## TASK STATEMENT
All of the entries, apart from their pictures, are to be copied verbatim.

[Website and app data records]

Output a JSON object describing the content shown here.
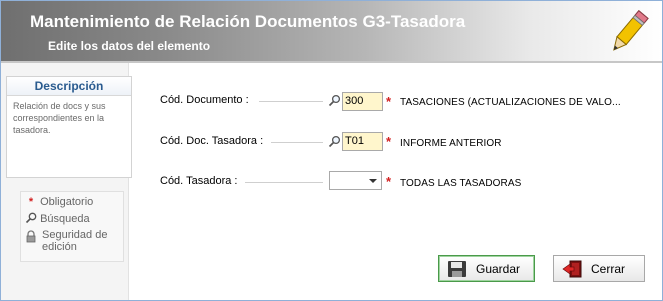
{
  "header": {
    "title": "Mantenimiento de Relación Documentos G3-Tasadora",
    "subtitle": "Edite los datos del elemento"
  },
  "description_panel": {
    "title": "Descripción",
    "text": "Relación de docs y sus correspondientes en la tasadora."
  },
  "legend": {
    "required": "Obligatorio",
    "search": "Búsqueda",
    "security": "Seguridad de edición"
  },
  "fields": {
    "doc_code": {
      "label": "Cód. Documento :",
      "value": "300",
      "description": "TASACIONES (ACTUALIZACIONES DE VALO..."
    },
    "appraiser_doc_code": {
      "label": "Cód. Doc. Tasadora :",
      "value": "T01",
      "description": "INFORME ANTERIOR"
    },
    "appraiser_code": {
      "label": "Cód. Tasadora :",
      "value": "",
      "description": "TODAS LAS TASADORAS"
    }
  },
  "buttons": {
    "save": "Guardar",
    "close": "Cerrar"
  },
  "colors": {
    "required_star": "#d22020",
    "input_background": "#fff6cc",
    "description_title": "#2a5b8f",
    "save_border": "#4a9a4a"
  },
  "icons": [
    "pencil-icon",
    "search-icon",
    "lock-icon",
    "save-icon",
    "exit-icon",
    "chevron-down-icon"
  ]
}
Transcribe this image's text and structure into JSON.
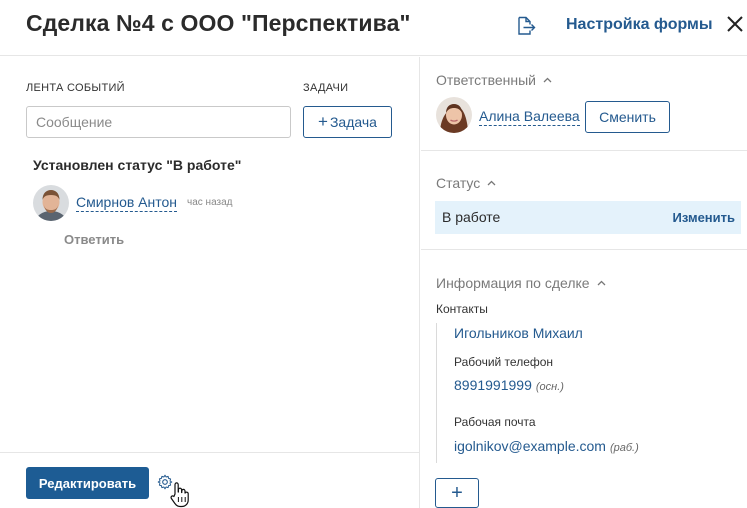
{
  "header": {
    "title": "Сделка №4 с ООО \"Перспектива\"",
    "form_settings_label": "Настройка формы"
  },
  "feed": {
    "feed_caption": "ЛЕНТА СОБЫТИЙ",
    "tasks_caption": "ЗАДАЧИ",
    "message_placeholder": "Сообщение",
    "task_button_plus": "+",
    "task_button_label": "Задача",
    "event": {
      "title": "Установлен статус \"В работе\"",
      "author": "Смирнов Антон",
      "time": "час назад",
      "reply_label": "Ответить"
    }
  },
  "footer": {
    "edit_label": "Редактировать"
  },
  "sidebar": {
    "responsible": {
      "title": "Ответственный",
      "name": "Алина Валеева",
      "change_label": "Сменить"
    },
    "status": {
      "title": "Статус",
      "value": "В работе",
      "change_label": "Изменить"
    },
    "deal_info": {
      "title": "Информация по сделке",
      "contacts_label": "Контакты",
      "contact_name": "Игольников Михаил",
      "phone_label": "Рабочий телефон",
      "phone_value": "8991991999",
      "phone_tag": "(осн.)",
      "email_label": "Рабочая почта",
      "email_value": "igolnikov@example.com",
      "email_tag": "(раб.)",
      "add_label": "+"
    }
  },
  "icons": {
    "export": "export-icon",
    "close": "close-icon",
    "gear": "gear-icon",
    "cursor": "hand-cursor-icon",
    "caret": "chevron-up-icon"
  },
  "colors": {
    "accent": "#245a8f",
    "primary_button": "#1d5c94",
    "status_highlight": "#e4f2fb",
    "divider": "#e6e6e6"
  }
}
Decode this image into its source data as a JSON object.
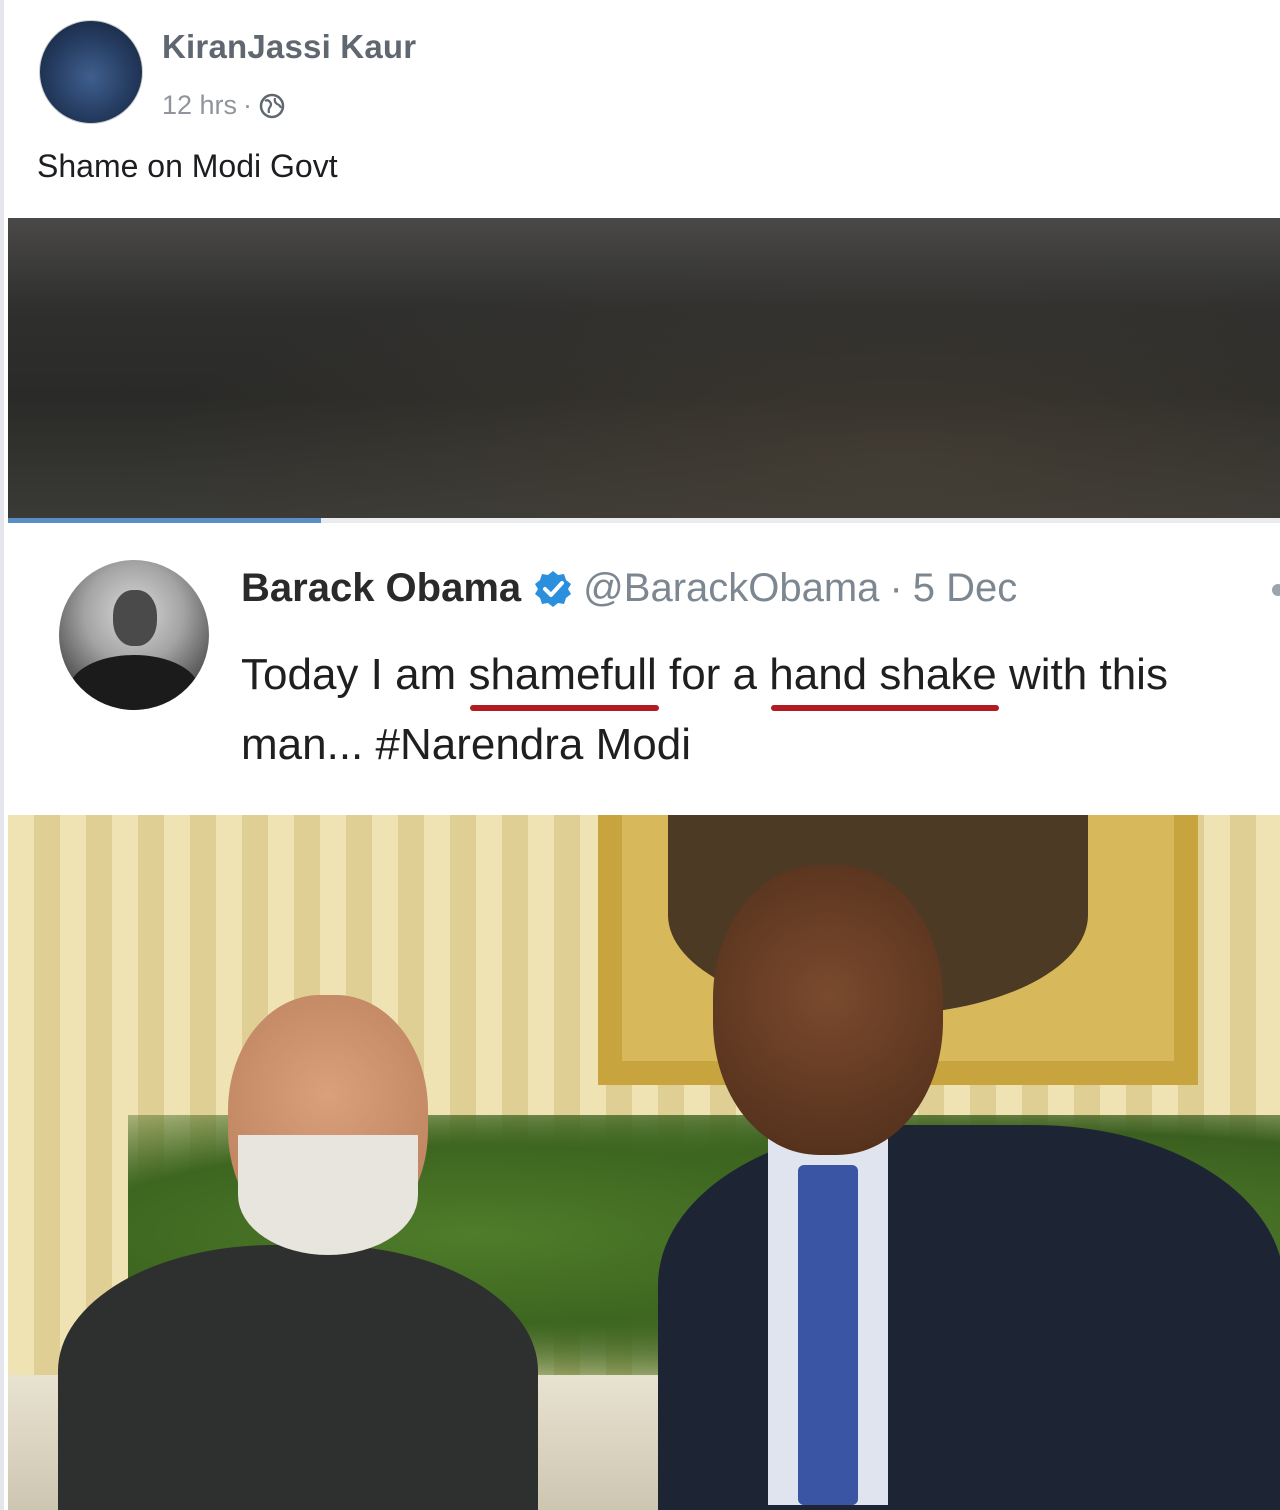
{
  "post": {
    "author": "KiranJassi Kaur",
    "time": "12 hrs",
    "separator": "·",
    "privacy_icon": "globe-icon",
    "text": "Shame on Modi Govt"
  },
  "video_progress": 0.245,
  "tweet": {
    "name": "Barack Obama",
    "verified_icon": "verified-badge-icon",
    "handle": "@BarackObama",
    "separator": "·",
    "date": "5 Dec",
    "text_1": "Today I am ",
    "text_underlined_1": "shamefull",
    "text_2": " for a ",
    "text_underlined_2": "hand shake",
    "text_3": " with this man... #Narendra Modi",
    "underline_color": "#b31b22"
  }
}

## WRITTEN ANSWER
Output a JSON object describing the content shown here.
{
  "header": {
    "title": "Mantenimiento de Relación Documentos G3-Tasadora",
    "subtitle": "Edite los datos del elemento"
  },
  "description_panel": {
    "title": "Descripción",
    "text": "Relación de docs y sus correspondientes en la tasadora."
  },
  "legend": {
    "required": "Obligatorio",
    "search": "Búsqueda",
    "security": "Seguridad de edición"
  },
  "fields": {
    "doc_code": {
      "label": "Cód. Documento :",
      "value": "300",
      "description": "TASACIONES (ACTUALIZACIONES DE VALO..."
    },
    "appraiser_doc_code": {
      "label": "Cód. Doc. Tasadora :",
      "value": "T01",
      "description": "INFORME ANTERIOR"
    },
    "appraiser_code": {
      "label": "Cód. Tasadora :",
      "value": "",
      "description": "TODAS LAS TASADORAS"
    }
  },
  "buttons": {
    "save": "Guardar",
    "close": "Cerrar"
  },
  "colors": {
    "required_star": "#d22020",
    "input_background": "#fff6cc",
    "description_title": "#2a5b8f",
    "save_border": "#4a9a4a"
  },
  "icons": [
    "pencil-icon",
    "search-icon",
    "lock-icon",
    "save-icon",
    "exit-icon",
    "chevron-down-icon"
  ]
}
Transcribe this image's text and structure into JSON.
{
  "header": {
    "title": "Сделка №4 с ООО \"Перспектива\"",
    "form_settings_label": "Настройка формы"
  },
  "feed": {
    "feed_caption": "ЛЕНТА СОБЫТИЙ",
    "tasks_caption": "ЗАДАЧИ",
    "message_placeholder": "Сообщение",
    "task_button_plus": "+",
    "task_button_label": "Задача",
    "event": {
      "title": "Установлен статус \"В работе\"",
      "author": "Смирнов Антон",
      "time": "час назад",
      "reply_label": "Ответить"
    }
  },
  "footer": {
    "edit_label": "Редактировать"
  },
  "sidebar": {
    "responsible": {
      "title": "Ответственный",
      "name": "Алина Валеева",
      "change_label": "Сменить"
    },
    "status": {
      "title": "Статус",
      "value": "В работе",
      "change_label": "Изменить"
    },
    "deal_info": {
      "title": "Информация по сделке",
      "contacts_label": "Контакты",
      "contact_name": "Игольников Михаил",
      "phone_label": "Рабочий телефон",
      "phone_value": "8991991999",
      "phone_tag": "(осн.)",
      "email_label": "Рабочая почта",
      "email_value": "igolnikov@example.com",
      "email_tag": "(раб.)",
      "add_label": "+"
    }
  },
  "icons": {
    "export": "export-icon",
    "close": "close-icon",
    "gear": "gear-icon",
    "cursor": "hand-cursor-icon",
    "caret": "chevron-up-icon"
  },
  "colors": {
    "accent": "#245a8f",
    "primary_button": "#1d5c94",
    "status_highlight": "#e4f2fb",
    "divider": "#e6e6e6"
  }
}
Decode this image into its source data as a JSON object.
{
  "post": {
    "author": "KiranJassi Kaur",
    "time": "12 hrs",
    "separator": "·",
    "privacy_icon": "globe-icon",
    "text": "Shame on Modi Govt"
  },
  "video_progress": 0.245,
  "tweet": {
    "name": "Barack Obama",
    "verified_icon": "verified-badge-icon",
    "handle": "@BarackObama",
    "separator": "·",
    "date": "5 Dec",
    "text_1": "Today I am ",
    "text_underlined_1": "shamefull",
    "text_2": " for a ",
    "text_underlined_2": "hand shake",
    "text_3": " with this man... #Narendra Modi",
    "underline_color": "#b31b22"
  }
}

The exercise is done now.